Your instructions.
The answer must be the full listing, word for word, with no pictures in it.

Supplied records.
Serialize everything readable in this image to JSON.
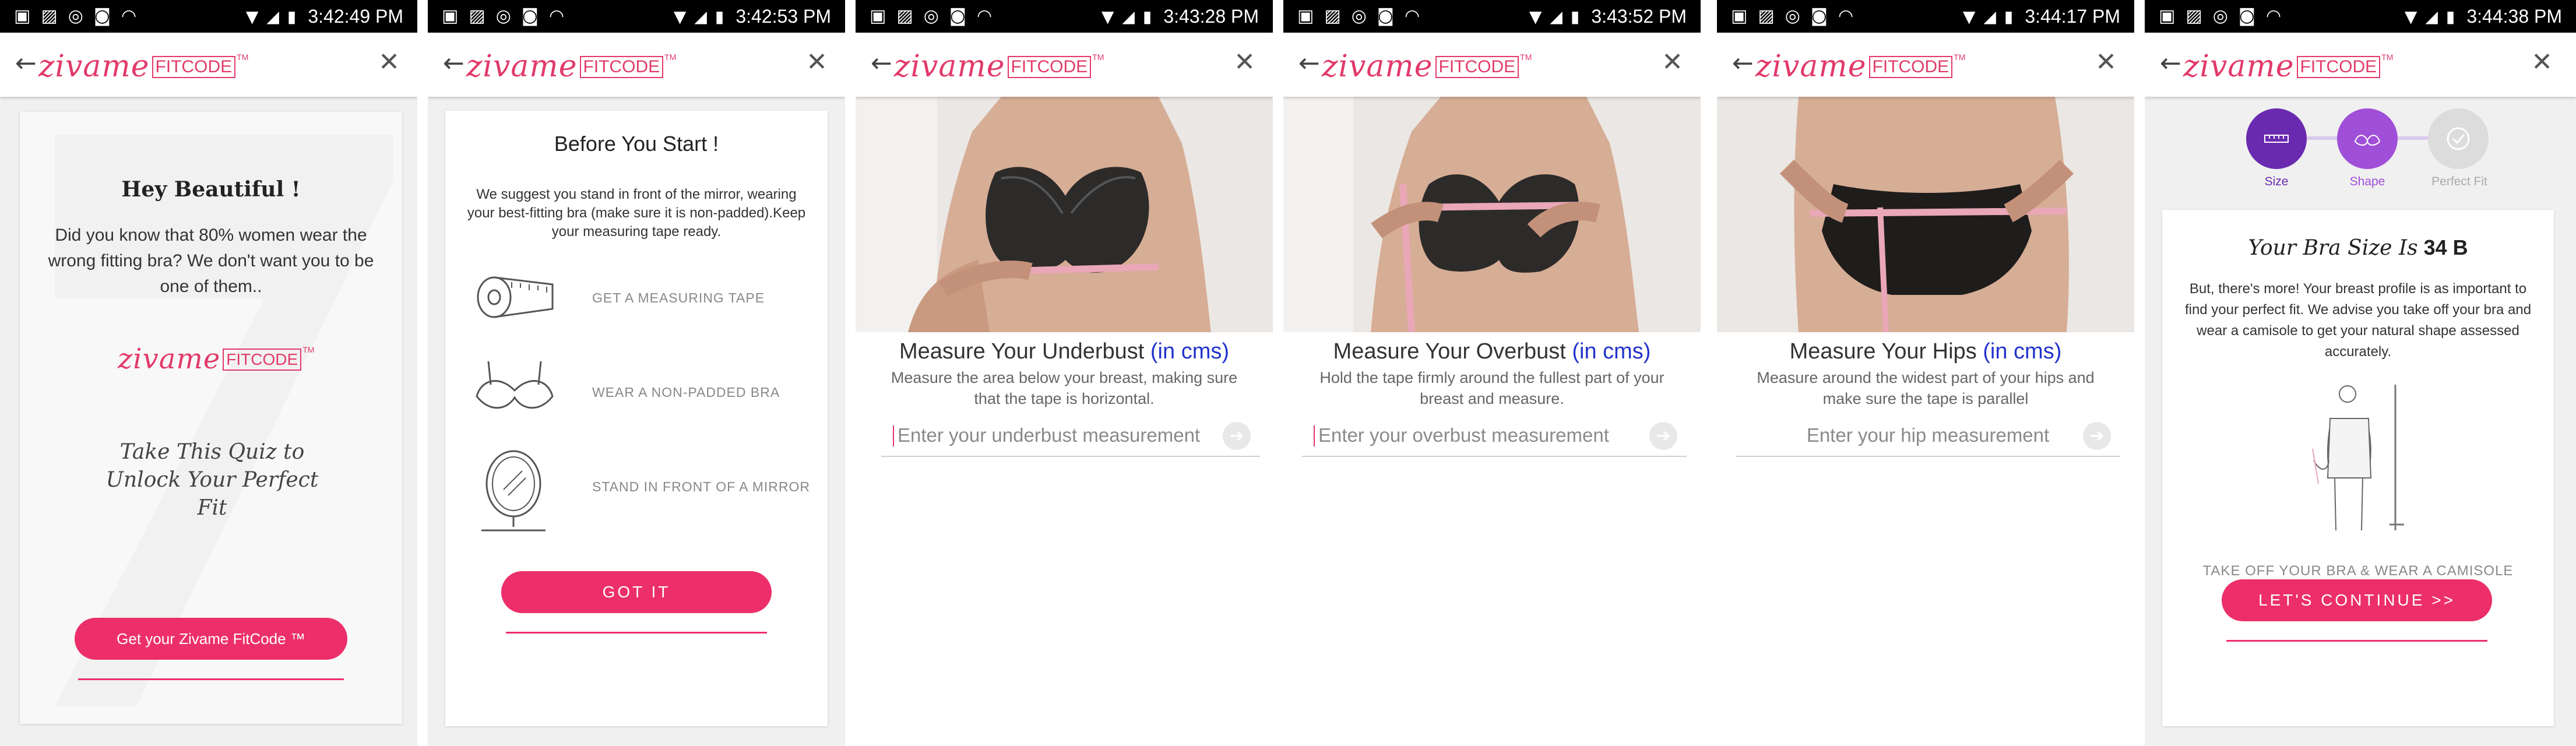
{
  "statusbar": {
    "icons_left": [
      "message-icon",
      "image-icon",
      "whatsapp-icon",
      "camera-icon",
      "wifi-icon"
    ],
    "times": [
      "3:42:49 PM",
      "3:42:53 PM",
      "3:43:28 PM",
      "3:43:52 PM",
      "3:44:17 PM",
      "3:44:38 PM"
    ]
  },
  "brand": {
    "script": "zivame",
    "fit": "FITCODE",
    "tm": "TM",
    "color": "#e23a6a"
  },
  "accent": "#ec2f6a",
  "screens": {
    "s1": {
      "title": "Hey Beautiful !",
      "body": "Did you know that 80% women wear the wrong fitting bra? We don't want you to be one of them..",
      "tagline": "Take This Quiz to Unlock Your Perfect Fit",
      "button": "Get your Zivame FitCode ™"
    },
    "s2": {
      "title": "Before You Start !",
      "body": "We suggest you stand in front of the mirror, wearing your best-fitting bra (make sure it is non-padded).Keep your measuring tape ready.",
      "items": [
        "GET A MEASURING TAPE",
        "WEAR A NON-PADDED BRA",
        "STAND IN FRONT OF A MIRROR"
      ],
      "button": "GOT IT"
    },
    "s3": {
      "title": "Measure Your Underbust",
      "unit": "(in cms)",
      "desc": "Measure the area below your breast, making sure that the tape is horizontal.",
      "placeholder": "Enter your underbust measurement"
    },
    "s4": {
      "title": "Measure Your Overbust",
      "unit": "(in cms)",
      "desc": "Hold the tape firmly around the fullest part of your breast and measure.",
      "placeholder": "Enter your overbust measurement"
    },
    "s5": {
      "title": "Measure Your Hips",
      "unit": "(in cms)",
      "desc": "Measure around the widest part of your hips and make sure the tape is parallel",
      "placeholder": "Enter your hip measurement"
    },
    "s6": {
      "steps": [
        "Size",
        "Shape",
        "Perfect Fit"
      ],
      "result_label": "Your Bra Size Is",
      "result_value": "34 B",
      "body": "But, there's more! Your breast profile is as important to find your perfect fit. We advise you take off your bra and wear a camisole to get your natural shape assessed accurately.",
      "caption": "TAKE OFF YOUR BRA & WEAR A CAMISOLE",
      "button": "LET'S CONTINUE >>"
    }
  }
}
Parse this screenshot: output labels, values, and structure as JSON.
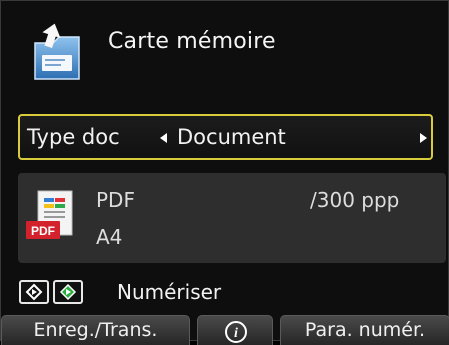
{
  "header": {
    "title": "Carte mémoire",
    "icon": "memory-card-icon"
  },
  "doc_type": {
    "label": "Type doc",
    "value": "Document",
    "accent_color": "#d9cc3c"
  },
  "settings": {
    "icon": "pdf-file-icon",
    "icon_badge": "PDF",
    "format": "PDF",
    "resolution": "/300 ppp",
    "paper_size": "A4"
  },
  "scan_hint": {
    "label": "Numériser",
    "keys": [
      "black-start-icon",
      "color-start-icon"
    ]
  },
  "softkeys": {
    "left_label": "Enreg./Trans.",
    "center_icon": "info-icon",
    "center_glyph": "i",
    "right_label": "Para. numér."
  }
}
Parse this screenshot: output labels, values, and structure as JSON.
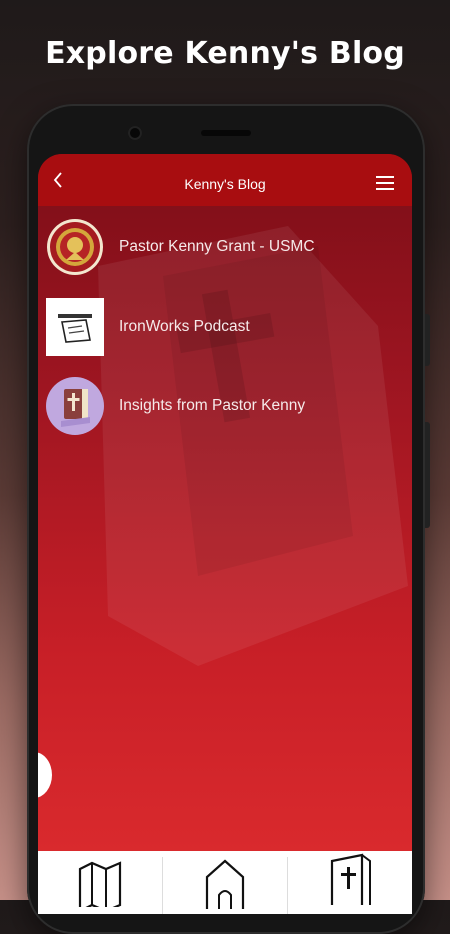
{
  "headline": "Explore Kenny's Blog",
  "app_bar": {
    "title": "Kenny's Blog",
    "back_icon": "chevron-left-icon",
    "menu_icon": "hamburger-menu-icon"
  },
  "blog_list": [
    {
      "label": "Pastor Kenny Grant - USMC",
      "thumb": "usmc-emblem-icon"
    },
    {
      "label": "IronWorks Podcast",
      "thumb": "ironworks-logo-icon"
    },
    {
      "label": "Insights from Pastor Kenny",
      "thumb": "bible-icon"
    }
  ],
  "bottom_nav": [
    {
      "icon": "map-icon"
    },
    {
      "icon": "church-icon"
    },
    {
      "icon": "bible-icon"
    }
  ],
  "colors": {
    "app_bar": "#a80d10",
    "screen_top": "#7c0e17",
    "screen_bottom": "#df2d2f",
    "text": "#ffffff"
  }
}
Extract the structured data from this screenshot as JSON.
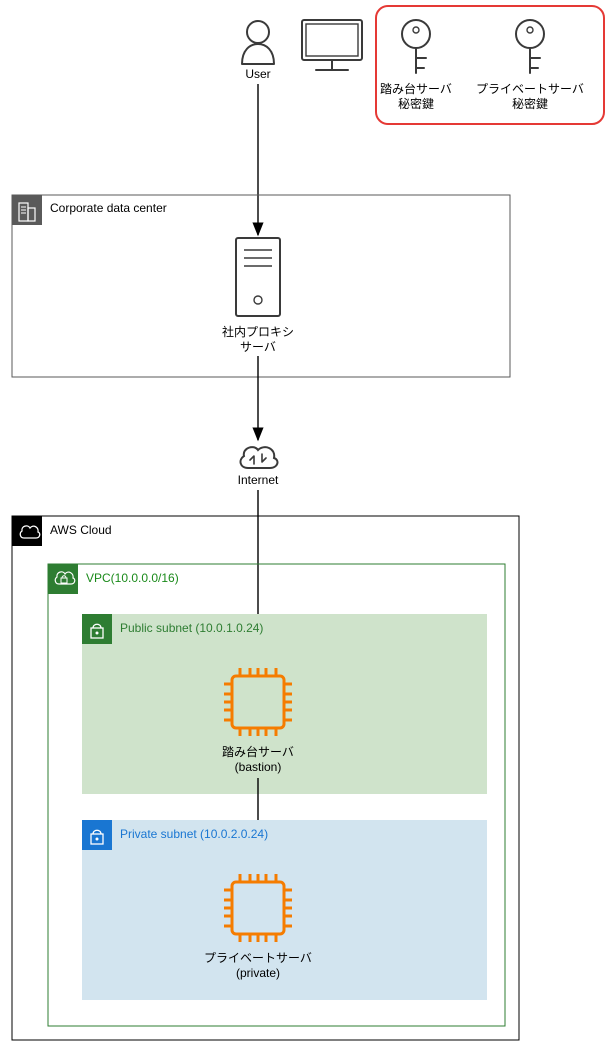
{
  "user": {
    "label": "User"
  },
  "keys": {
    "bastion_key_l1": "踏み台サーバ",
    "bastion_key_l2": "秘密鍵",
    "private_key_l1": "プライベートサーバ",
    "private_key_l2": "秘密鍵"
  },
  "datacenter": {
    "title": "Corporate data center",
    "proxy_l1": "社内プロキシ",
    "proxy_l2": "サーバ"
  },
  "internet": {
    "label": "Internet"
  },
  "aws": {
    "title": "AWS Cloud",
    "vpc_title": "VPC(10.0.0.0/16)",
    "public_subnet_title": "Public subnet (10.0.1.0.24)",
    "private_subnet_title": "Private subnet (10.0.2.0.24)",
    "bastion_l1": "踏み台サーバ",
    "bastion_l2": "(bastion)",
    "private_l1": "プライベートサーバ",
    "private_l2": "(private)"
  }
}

Final answer.
Serialize everything readable in this image to JSON.
{
  "statusbar": {
    "icons_left": [
      "message-icon",
      "image-icon",
      "whatsapp-icon",
      "camera-icon",
      "wifi-icon"
    ],
    "times": [
      "3:42:49 PM",
      "3:42:53 PM",
      "3:43:28 PM",
      "3:43:52 PM",
      "3:44:17 PM",
      "3:44:38 PM"
    ]
  },
  "brand": {
    "script": "zivame",
    "fit": "FITCODE",
    "tm": "TM",
    "color": "#e23a6a"
  },
  "accent": "#ec2f6a",
  "screens": {
    "s1": {
      "title": "Hey Beautiful !",
      "body": "Did you know that 80% women wear the wrong fitting bra? We don't want you to be one of them..",
      "tagline": "Take This Quiz to Unlock Your Perfect Fit",
      "button": "Get your Zivame FitCode ™"
    },
    "s2": {
      "title": "Before You Start !",
      "body": "We suggest you stand in front of the mirror, wearing your best-fitting bra (make sure it is non-padded).Keep your measuring tape ready.",
      "items": [
        "GET A MEASURING TAPE",
        "WEAR A NON-PADDED BRA",
        "STAND IN FRONT OF A MIRROR"
      ],
      "button": "GOT IT"
    },
    "s3": {
      "title": "Measure Your Underbust",
      "unit": "(in cms)",
      "desc": "Measure the area below your breast, making sure that the tape is horizontal.",
      "placeholder": "Enter your underbust measurement"
    },
    "s4": {
      "title": "Measure Your Overbust",
      "unit": "(in cms)",
      "desc": "Hold the tape firmly around the fullest part of your breast and measure.",
      "placeholder": "Enter your overbust measurement"
    },
    "s5": {
      "title": "Measure Your Hips",
      "unit": "(in cms)",
      "desc": "Measure around the widest part of your hips and make sure the tape is parallel",
      "placeholder": "Enter your hip measurement"
    },
    "s6": {
      "steps": [
        "Size",
        "Shape",
        "Perfect Fit"
      ],
      "result_label": "Your Bra Size Is",
      "result_value": "34 B",
      "body": "But, there's more! Your breast profile is as important to find your perfect fit. We advise you take off your bra and wear a camisole to get your natural shape assessed accurately.",
      "caption": "TAKE OFF YOUR BRA & WEAR A CAMISOLE",
      "button": "LET'S CONTINUE >>"
    }
  }
}
Parse this screenshot: output labels, values, and structure as JSON.
{
  "header": {
    "title": "Carte mémoire",
    "icon": "memory-card-icon"
  },
  "doc_type": {
    "label": "Type doc",
    "value": "Document",
    "accent_color": "#d9cc3c"
  },
  "settings": {
    "icon": "pdf-file-icon",
    "icon_badge": "PDF",
    "format": "PDF",
    "resolution": "/300 ppp",
    "paper_size": "A4"
  },
  "scan_hint": {
    "label": "Numériser",
    "keys": [
      "black-start-icon",
      "color-start-icon"
    ]
  },
  "softkeys": {
    "left_label": "Enreg./Trans.",
    "center_icon": "info-icon",
    "center_glyph": "i",
    "right_label": "Para. numér."
  }
}
Parse this screenshot: output labels, values, and structure as JSON.
{
  "headline": "Explore Kenny's Blog",
  "app_bar": {
    "title": "Kenny's Blog",
    "back_icon": "chevron-left-icon",
    "menu_icon": "hamburger-menu-icon"
  },
  "blog_list": [
    {
      "label": "Pastor Kenny Grant - USMC",
      "thumb": "usmc-emblem-icon"
    },
    {
      "label": "IronWorks Podcast",
      "thumb": "ironworks-logo-icon"
    },
    {
      "label": "Insights from Pastor Kenny",
      "thumb": "bible-icon"
    }
  ],
  "bottom_nav": [
    {
      "icon": "map-icon"
    },
    {
      "icon": "church-icon"
    },
    {
      "icon": "bible-icon"
    }
  ],
  "colors": {
    "app_bar": "#a80d10",
    "screen_top": "#7c0e17",
    "screen_bottom": "#df2d2f",
    "text": "#ffffff"
  }
}
Extract the structured data from this screenshot as JSON.
{
  "user": {
    "label": "User"
  },
  "keys": {
    "bastion_key_l1": "踏み台サーバ",
    "bastion_key_l2": "秘密鍵",
    "private_key_l1": "プライベートサーバ",
    "private_key_l2": "秘密鍵"
  },
  "datacenter": {
    "title": "Corporate data center",
    "proxy_l1": "社内プロキシ",
    "proxy_l2": "サーバ"
  },
  "internet": {
    "label": "Internet"
  },
  "aws": {
    "title": "AWS Cloud",
    "vpc_title": "VPC(10.0.0.0/16)",
    "public_subnet_title": "Public subnet (10.0.1.0.24)",
    "private_subnet_title": "Private subnet (10.0.2.0.24)",
    "bastion_l1": "踏み台サーバ",
    "bastion_l2": "(bastion)",
    "private_l1": "プライベートサーバ",
    "private_l2": "(private)"
  }
}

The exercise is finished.